The true Golden Hour – that is, the time frame within which it’s imperative to administer the sepsis bundle comprised of appropriate antibiotics, fluids, and inotropes – is probably more like 3 hours.
“The evidence suggests that up to 3 hours you don’t really have a big difference in outcomes for sepsis. If you recognize shock there’s no question: You should not even wait 1 hour. But if you’re not certain, it may be better to give up to 3 hours to work up the child and get the senior clinician involved before you make decisions about treatment. So I’m not advocating to delay anything,said Dr. Schlapbach, a pediatric intensivist at the Child Health Research Center at the University of Queensland in South Brisbane, Australia.
The problem with a 1-hour mandate for delivery of the sepsis bundle, as recommended in guidelines by the Surviving Sepsis Campaign and the American College of Critical Care Medicine, and endorsed in quality improvement initiatives, is that the time pressure pushes physicians to overprescribe antibiotics to children who don’t actually have a serious bacterial infection. And that, he noted, contributes to the growing problem of antimicrobial resistance.
“You may have a child where you’re not too sure. Usually you would have done a urine culture because UTI [urinary tract infection] is quite a common cause of these infections, and many of these kids aren’t necessarily septic. But if people tell you that within 1 hour you need to treat, are you going to take the time to do the urine culture, or are you just going to decide to treat?” he asked rhetorically.

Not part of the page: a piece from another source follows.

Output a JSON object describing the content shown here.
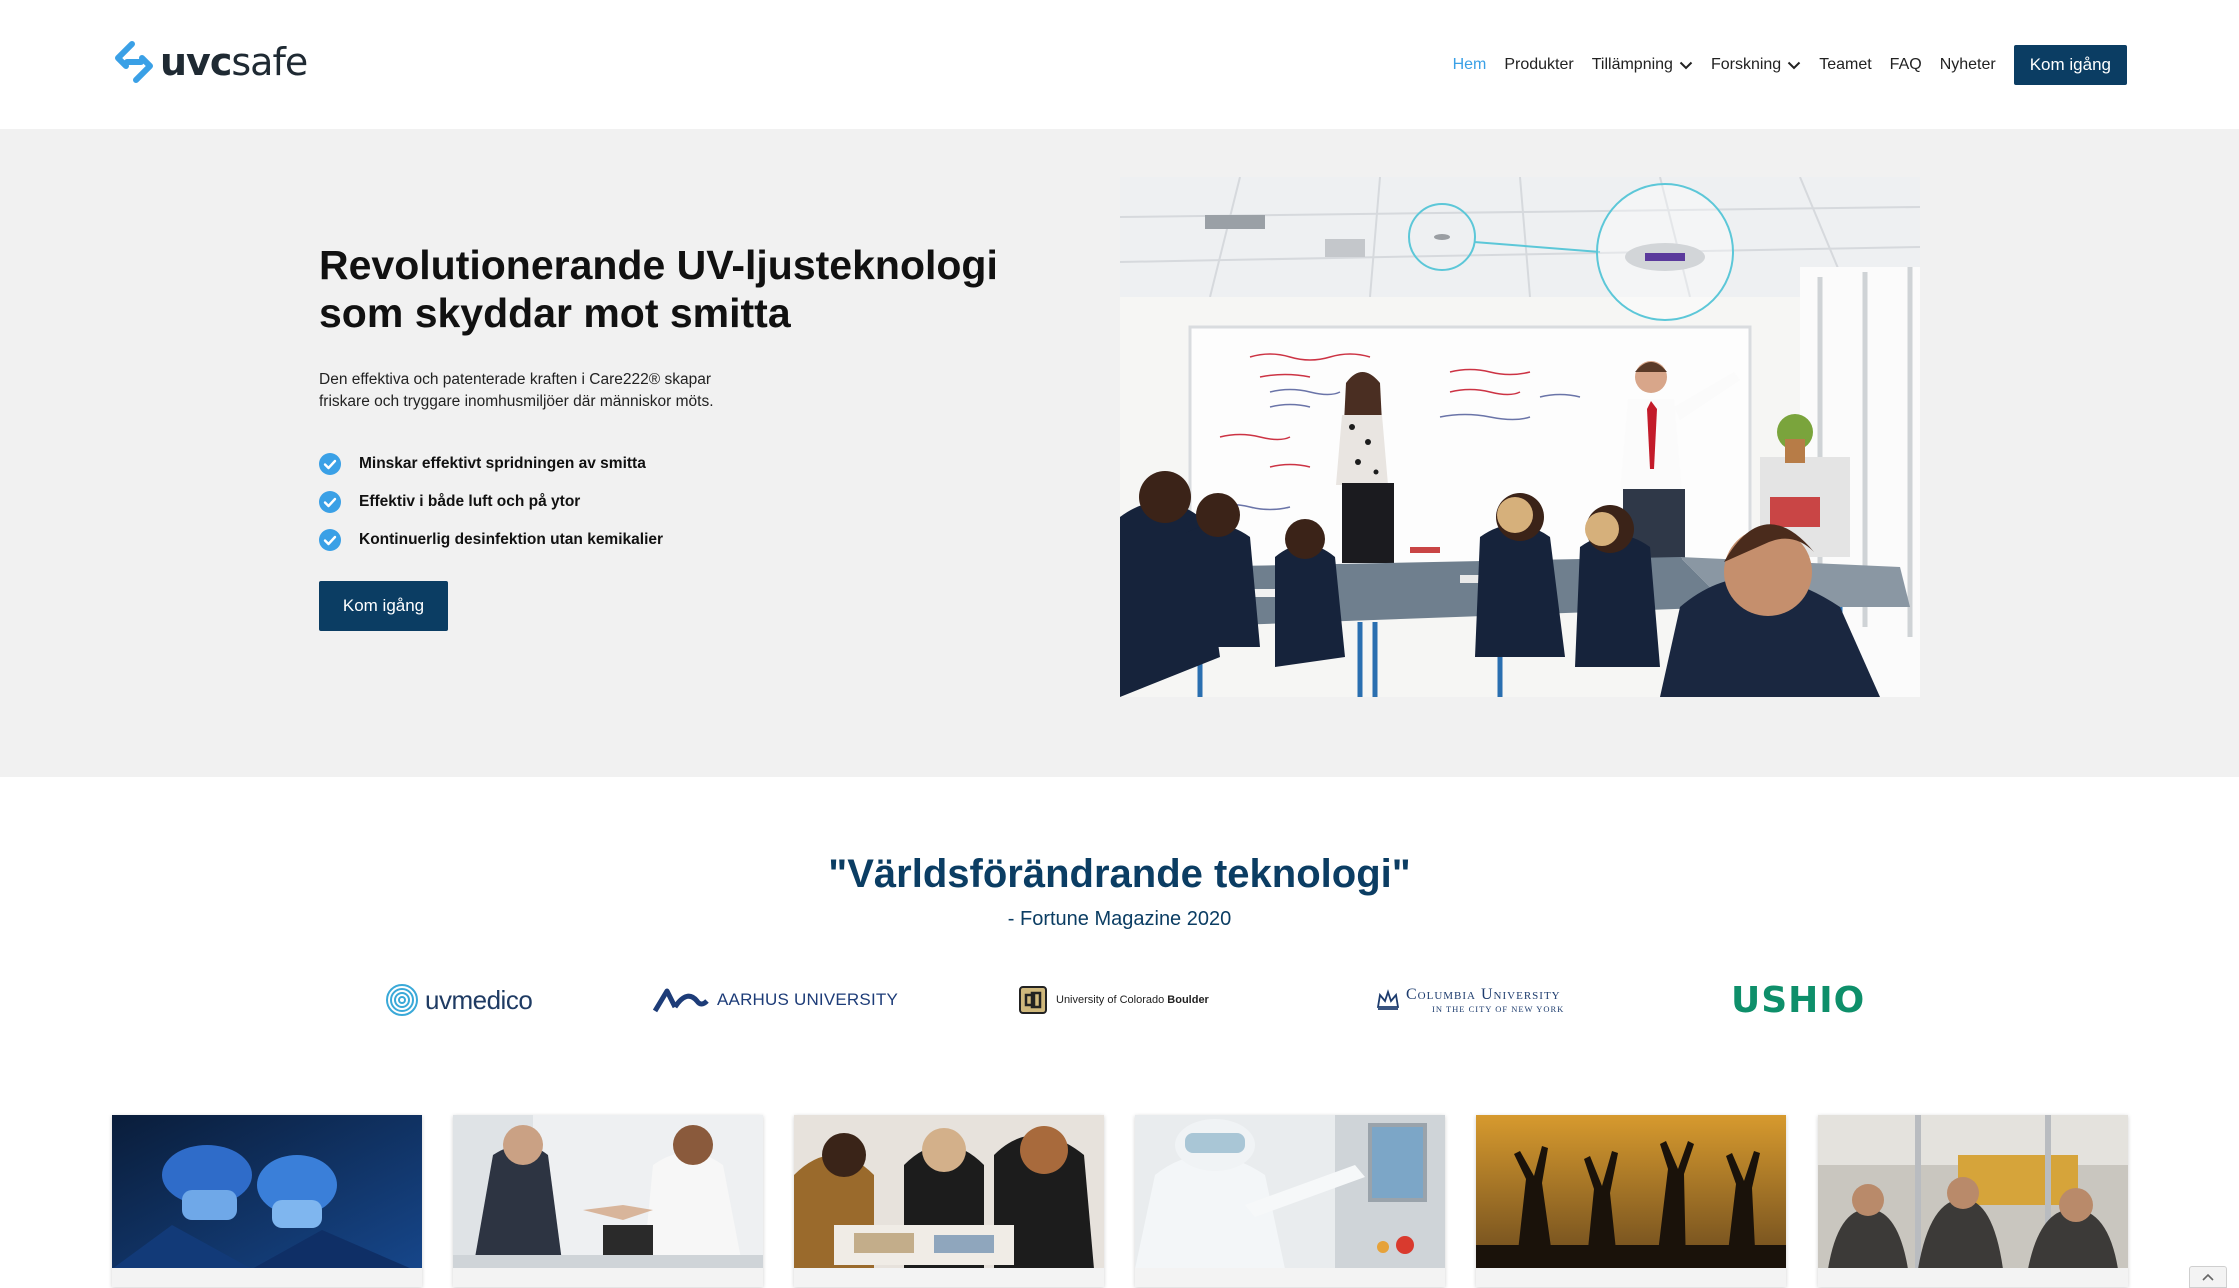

Dr. Schlapbach is a world-renowned pediatric sepsis researcher. He is far from alone in his reservations about the Golden Hour mandate.
“This is one of the reasons why IDSA [the Infectious Diseases Society of America] has not endorsed the Surviving Sepsis Campaign,” according to the physician, who noted that, in a position statement, IDSA officials have declared that discrimination of sepsis from noninfectious conditions remains a challenge, and that a 60-minute time to antibiotics may jeopardize patient reassessment ().
Dr. Schlapbach highlighted other recent developments in pediatric sepsis.
The definition of adult sepsis has changed, and the pediatric version needs to as well
The revised definition of sepsis, known as Sepsis-3, issued by the International Sepsis Definition Task Force in 2016 notably dropped systemic inflammatory response syndrome (SIRS), as a requirement for sepsis (). The revised definition characterizes sepsis as a dysregulated host response to infection resulting in life-threatening organ dysfunction. But Sepsis-3 is based entirely on adult data and is not considered applicable to children.